Finding the Key Conflicts in Your Story--How to Sift through all the Problems to Find the Pivot

The main reason books are rejected, according to one of my colleagues who is in the business?  Nothing happens.

The stakes in a story must always be high enough to make us care about the people, the information, the place.   

But some writers downplay conflict, protecting both readers and characters from the mess and chaos.  Ironically, this is quite dangerous!  Unless key conflicts come forward right away, something to drive the story and create tension, there's little chance we'll keep reading.

Friday, January 11, 2013

Crafting a Credible Narrator--How the Emotional Narrative Arc Works in Memoir

A writer in one of my classes is working on a memoir about a serious event that happened a few years ago.  She's focused in on the months of discovery, treatment, and recovery--and it's a good read.  Very traumatic, written in a tense yet slightly humorous style.   

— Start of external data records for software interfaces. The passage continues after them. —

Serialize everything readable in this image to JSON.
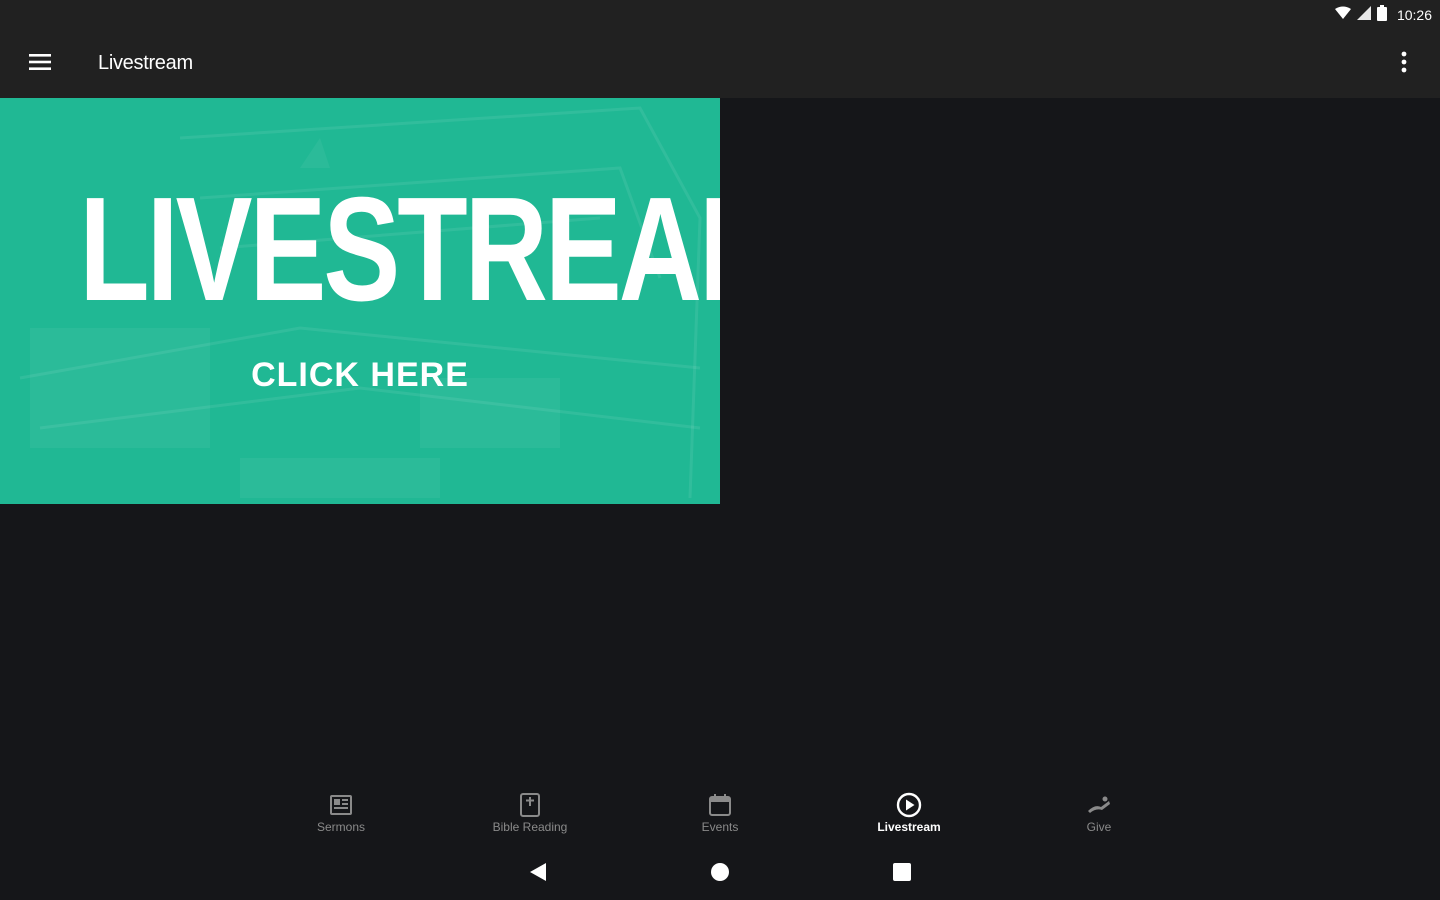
{
  "status_bar": {
    "time": "10:26"
  },
  "app_bar": {
    "title": "Livestream"
  },
  "banner": {
    "title": "LIVESTREAM",
    "cta": "CLICK HERE",
    "color": "#20b894"
  },
  "bottom_nav": {
    "items": [
      {
        "label": "Sermons",
        "icon": "sermons-icon",
        "active": false
      },
      {
        "label": "Bible Reading",
        "icon": "bible-icon",
        "active": false
      },
      {
        "label": "Events",
        "icon": "calendar-icon",
        "active": false
      },
      {
        "label": "Livestream",
        "icon": "play-circle-icon",
        "active": true
      },
      {
        "label": "Give",
        "icon": "give-icon",
        "active": false
      }
    ]
  },
  "colors": {
    "app_bar": "#212121",
    "background": "#151619",
    "accent": "#20b894"
  }
}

Anyone who has been through trauma knows that often, during the experience, survival  is the only thing we pay attention to.  Getting through it, as intact as possible.   

This writer did survive, thankfully.   And she wants to share her particular view on what happened.

Friday, January 4, 2013

The Value of Winter Writing Retreats-- How to Stand Back and Get a Better Look at Your Book

Years ago, I lived near the excitement and chaos of New York City--close enough to train in for an opera or play.  The speed of life was fast there, even though our home was in the suburbs.  A family change brought us all to a remote village in northern New England.  I loved the idea of calming down, working on my next novel, and trying life in the "real" country. 

I thought I'd be bored.  To my surprise, I fell in love with it. 

Winter where I live now is the "holiday postcard" type--deep snow, fierce winds, blue chilly skies, and staying indoors except for snowshoeing and skiing.  Winter is a force to surrender to, not fight.  When the plow doesn't clear your road for hours after a storm, you adjust your plans.